Patient navigation programs in HIV care are positively associated with HIV care continuum outcomes such as maintenance of antiretroviral therapy (ART) and retention in care, according to a study published in AIDS.
Researchers conducted a systematic review of online databases to assess if HIV patient navigation programs provided positive continuum outcomes, such as linkage to care, retention in care, ART uptake, medication adherence, and viral suppression. Studies were identified from MEDLINE (OVID), EMBASE (OVID), PsycINFO (OVID), and CINAHL (EBSCOhost) that included the use of HIV patient navigation or navigation-like services and reported quantitative data assessing the correlation between the service and the outcome. For each eligible study, the researchers assessed study characteristics, patient characteristics, activities of navigator programs, and study results.

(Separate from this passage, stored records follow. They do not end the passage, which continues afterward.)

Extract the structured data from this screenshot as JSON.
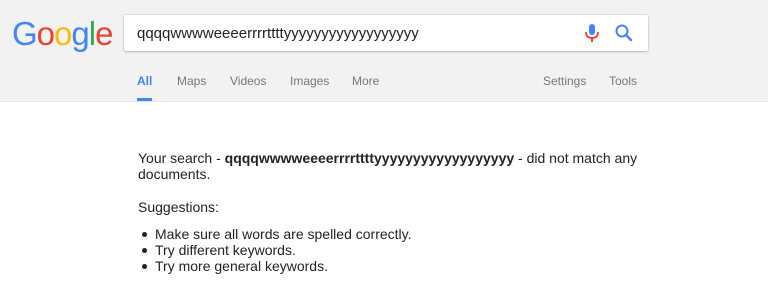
{
  "logo": {
    "letters": [
      {
        "ch": "G",
        "color": "#4285f4"
      },
      {
        "ch": "o",
        "color": "#ea4335"
      },
      {
        "ch": "o",
        "color": "#fbbc05"
      },
      {
        "ch": "g",
        "color": "#4285f4"
      },
      {
        "ch": "l",
        "color": "#34a853"
      },
      {
        "ch": "e",
        "color": "#ea4335"
      }
    ]
  },
  "search": {
    "value": "qqqqwwwweeeerrrrttttyyyyyyyyyyyyyyyyyy"
  },
  "tabs": {
    "all": "All",
    "maps": "Maps",
    "videos": "Videos",
    "images": "Images",
    "more": "More",
    "settings": "Settings",
    "tools": "Tools"
  },
  "result": {
    "prefix": "Your search - ",
    "query": "qqqqwwwweeeerrrrttttyyyyyyyyyyyyyyyyyy",
    "suffix": " - did not match any documents.",
    "suggestions_label": "Suggestions:",
    "suggestions": [
      "Make sure all words are spelled correctly.",
      "Try different keywords.",
      "Try more general keywords."
    ]
  },
  "colors": {
    "accent": "#4285f4",
    "mic_red": "#ea4335"
  },
  "icons": {
    "mic": "microphone-icon",
    "search": "magnifier-icon"
  }
}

Studies were grouped evidentially into 3 categories: positive association (>50% of results showing statistically significant [P <.05] associations between HIV patient navigation and the outcome; mixed result (50% of results showing statically significant positive associations); and null association (<50% of results showing statistically significant positive associations).
A total of 20 studies published between 2005 and 2018 were included in the review, 17 of which found positive associations; 2 (12%) were strong studies, 4 (23%) were moderate, and 11 (65%) were weak. Patient navigation was more likely to be associated with linkage to care (5 of 6 studies that analyzed this association, 83%), retention to care (10 of 11, 91%), ART uptake (1 of 4, 25%), adherence to medication (2 of 4, 50%), and viral suppression (11 of 15 73%); 3 studies reported null associations between patient navigation and HIV care outcomes.

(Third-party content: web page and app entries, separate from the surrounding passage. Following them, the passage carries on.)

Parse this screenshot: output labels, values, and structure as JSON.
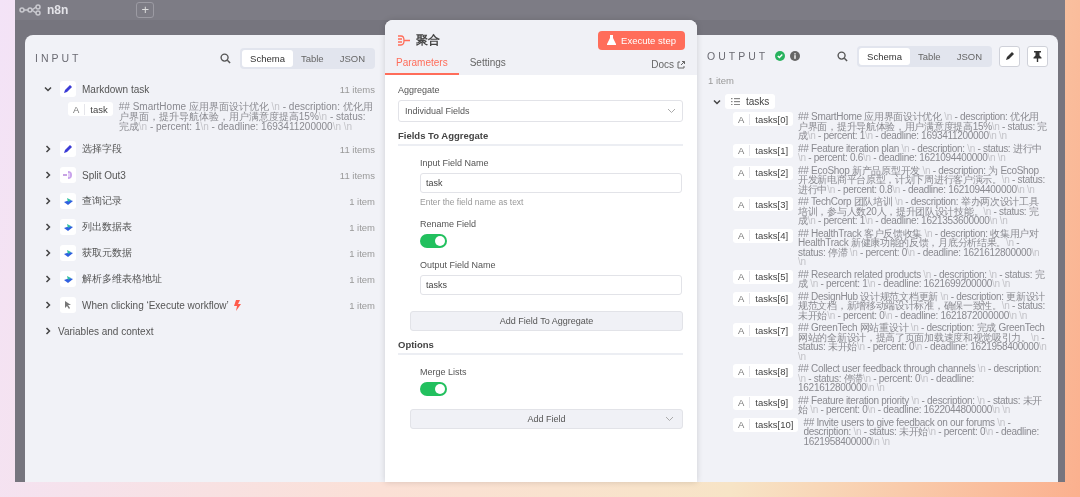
{
  "canvas": {
    "logo_text": "n8n",
    "add_button": "+"
  },
  "input": {
    "title": "INPUT",
    "view_tabs": [
      {
        "label": "Schema",
        "selected": true
      },
      {
        "label": "Table",
        "selected": false
      },
      {
        "label": "JSON",
        "selected": false
      }
    ],
    "nodes": [
      {
        "name": "Markdown task",
        "kind": "pencil",
        "count": "11 items",
        "expanded": true,
        "children": [
          {
            "type_badge": "A",
            "key": "task",
            "value": [
              "## SmartHome 应用界面设计优化 ",
              "\\n",
              " - description: 优化用户界面，提升导航体验，用户满意度提高15%",
              "\\n",
              " - status: 完成",
              "\\n",
              " - percent: 1",
              "\\n",
              " - deadline: 1693411200000",
              "\\n \\n"
            ]
          }
        ]
      },
      {
        "name": "选择字段",
        "kind": "pencil",
        "count": "11 items",
        "expanded": false
      },
      {
        "name": "Split Out3",
        "kind": "split",
        "count": "11 items",
        "expanded": false
      },
      {
        "name": "查询记录",
        "kind": "app",
        "count": "1 item",
        "expanded": false
      },
      {
        "name": "列出数据表",
        "kind": "app",
        "count": "1 item",
        "expanded": false
      },
      {
        "name": "获取元数据",
        "kind": "app",
        "count": "1 item",
        "expanded": false
      },
      {
        "name": "解析多维表格地址",
        "kind": "app",
        "count": "1 item",
        "expanded": false
      },
      {
        "name": "When clicking ‘Execute workflow’",
        "kind": "trigger",
        "count": "1 item",
        "expanded": false
      }
    ],
    "variables": {
      "label": "Variables and context",
      "expanded": false
    }
  },
  "node": {
    "title": "聚合",
    "execute_button": "Execute step",
    "tabs": [
      {
        "label": "Parameters",
        "selected": true
      },
      {
        "label": "Settings",
        "selected": false
      }
    ],
    "docs_link": "Docs",
    "aggregate": {
      "label": "Aggregate",
      "value": "Individual Fields"
    },
    "fields_section": "Fields To Aggregate",
    "input_field": {
      "label": "Input Field Name",
      "value": "task",
      "hint": "Enter the field name as text"
    },
    "rename_field": {
      "label": "Rename Field",
      "on": true
    },
    "output_field": {
      "label": "Output Field Name",
      "value": "tasks"
    },
    "add_field_to_aggregate": "Add Field To Aggregate",
    "options_section": "Options",
    "merge_lists": {
      "label": "Merge Lists",
      "on": true
    },
    "add_field": "Add Field"
  },
  "output": {
    "title": "OUTPUT",
    "view_tabs": [
      {
        "label": "Schema",
        "selected": true
      },
      {
        "label": "Table",
        "selected": false
      },
      {
        "label": "JSON",
        "selected": false
      }
    ],
    "count": "1 item",
    "root": {
      "key": "tasks",
      "expanded": true,
      "items": [
        {
          "type_badge": "A",
          "key": "tasks[0]",
          "value": [
            "## SmartHome 应用界面设计优化 ",
            "\\n",
            " - description: 优化用户界面，提升导航体验，用户满意度提高15%",
            "\\n",
            " - status: 完成",
            "\\n",
            " - percent: 1",
            "\\n",
            " - deadline: 1693411200000",
            "\\n \\n"
          ]
        },
        {
          "type_badge": "A",
          "key": "tasks[1]",
          "value": [
            "## Feature iteration plan ",
            "\\n",
            " - description: ",
            "\\n",
            " - status: 进行中 ",
            "\\n",
            " - percent: 0.6",
            "\\n",
            " - deadline: 1621094400000",
            "\\n \\n"
          ]
        },
        {
          "type_badge": "A",
          "key": "tasks[2]",
          "value": [
            "## EcoShop 新产品原型开发 ",
            "\\n",
            " - description: 为 EcoShop 开发新电商平台原型，计划下周进行客户演示。",
            "\\n",
            " - status: 进行中",
            "\\n",
            " - percent: 0.8",
            "\\n",
            " - deadline: 1621094400000",
            "\\n \\n"
          ]
        },
        {
          "type_badge": "A",
          "key": "tasks[3]",
          "value": [
            "## TechCorp 团队培训 ",
            "\\n",
            " - description: 举办两次设计工具培训，参与人数20人，提升团队设计技能。",
            "\\n",
            " - status: 完成",
            "\\n",
            " - percent: 1",
            "\\n",
            " - deadline: 1621353600000",
            "\\n \\n"
          ]
        },
        {
          "type_badge": "A",
          "key": "tasks[4]",
          "value": [
            "## HealthTrack 客户反馈收集 ",
            "\\n",
            " - description: 收集用户对 HealthTrack 新健康功能的反馈，月底分析结果。",
            "\\n",
            " - status: 停滞 ",
            "\\n",
            " - percent: 0",
            "\\n",
            " - deadline: 1621612800000",
            "\\n \\n"
          ]
        },
        {
          "type_badge": "A",
          "key": "tasks[5]",
          "value": [
            "## Research related products ",
            "\\n",
            " - description: ",
            "\\n",
            " - status: 完成 ",
            "\\n",
            " - percent: 1",
            "\\n",
            " - deadline: 1621699200000",
            "\\n \\n"
          ]
        },
        {
          "type_badge": "A",
          "key": "tasks[6]",
          "value": [
            "## DesignHub 设计规范文档更新 ",
            "\\n",
            " - description: 更新设计规范文档，新增移动端设计标准，确保一致性。",
            "\\n",
            " - status: 未开始",
            "\\n",
            " - percent: 0",
            "\\n",
            " - deadline: 1621872000000",
            "\\n \\n"
          ]
        },
        {
          "type_badge": "A",
          "key": "tasks[7]",
          "value": [
            "## GreenTech 网站重设计 ",
            "\\n",
            " - description: 完成 GreenTech 网站的全新设计，提高了页面加载速度和视觉吸引力。",
            "\\n",
            " - status: 未开始",
            "\\n",
            " - percent: 0",
            "\\n",
            " - deadline: 1621958400000",
            "\\n \\n"
          ]
        },
        {
          "type_badge": "A",
          "key": "tasks[8]",
          "value": [
            "## Collect user feedback through channels ",
            "\\n",
            " - description: ",
            "\\n",
            " - status: 停滞",
            "\\n",
            " - percent: 0",
            "\\n",
            " - deadline: 1621612800000",
            "\\n \\n"
          ]
        },
        {
          "type_badge": "A",
          "key": "tasks[9]",
          "value": [
            "## Feature iteration priority ",
            "\\n",
            " - description: ",
            "\\n",
            " - status: 未开始 ",
            "\\n",
            " - percent: 0",
            "\\n",
            " - deadline: 1622044800000",
            "\\n \\n"
          ]
        },
        {
          "type_badge": "A",
          "key": "tasks[10]",
          "value": [
            "## Invite users to give feedback on our forums ",
            "\\n",
            " - description: ",
            "\\n",
            " - status: 未开始",
            "\\n",
            " - percent: 0",
            "\\n",
            " - deadline: 1621958400000",
            "\\n \\n"
          ]
        }
      ]
    }
  }
}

Activities conducted by patient navigators included accompaniment to appointments (12 studies, 71%), appointment coordination (10, 59%), transportation (8, 47%), relationship building (7, 41%), abundance of HIV information (6, 35%) and service coordination (6, 35%). Approximately 29% of studies referred patients to further HIV care or other health services.
“This review suggests that overall, patient navigation, as is presented by the included studies, is positively associated with HIV care continuum outcomes, particularly linkage to and retention in HIV care and viral suppression” the authors concluded.”

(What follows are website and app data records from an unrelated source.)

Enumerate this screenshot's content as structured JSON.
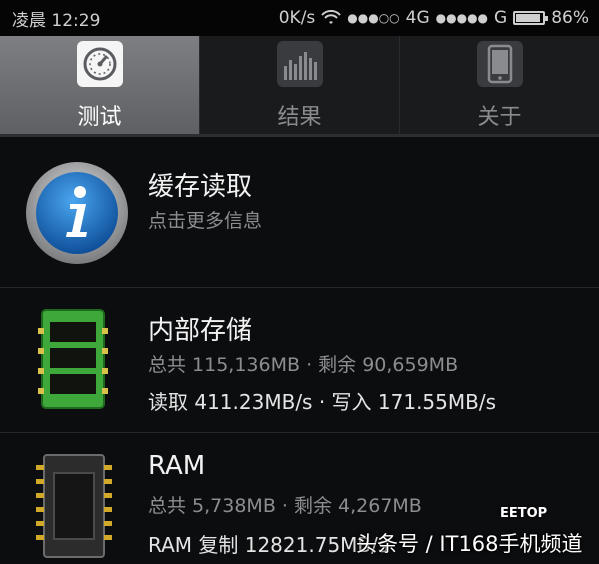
{
  "status_bar": {
    "time": "凌晨 12:29",
    "network_speed": "0K/s",
    "signal1": "●●●○○",
    "carrier1": "4G",
    "signal2": "●●●●●",
    "carrier2": "G",
    "battery": "86%",
    "battery_level": 0.86
  },
  "tabs": [
    {
      "label": "测试",
      "icon": "speedometer-icon",
      "active": true
    },
    {
      "label": "结果",
      "icon": "bar-chart-icon",
      "active": false
    },
    {
      "label": "关于",
      "icon": "phone-icon",
      "active": false
    }
  ],
  "items": [
    {
      "title": "缓存读取",
      "subtitle": "点击更多信息",
      "icon": "info-icon"
    },
    {
      "title": "内部存储",
      "subtitle": "总共 115,136MB · 剩余 90,659MB",
      "speed": "读取 411.23MB/s · 写入 171.55MB/s",
      "icon": "sd-card-icon"
    },
    {
      "title": "RAM",
      "subtitle": "总共 5,738MB · 剩余 4,267MB",
      "speed": "RAM 复制 12821.75MB/s",
      "icon": "chip-icon"
    }
  ],
  "watermark": {
    "text": "头条号 / IT168手机频道",
    "logo": "EETOP"
  },
  "colors": {
    "background": "#0c0d0f",
    "active_tab": "#6e7074",
    "info_blue": "#1c78c8",
    "sd_green": "#3fa83a"
  }
}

Mizuno Y, Higa DH, Leighton CA, Roland KB, Deluca JB, Koenig LJ. Is HIV patient navigation associated with HIV care continuum outcomes? A systematic review [published online August 9, 2018]. AIDS. doi: 10.1097/QAD.0000000000001987
This article originally appeared on Clinical Advisor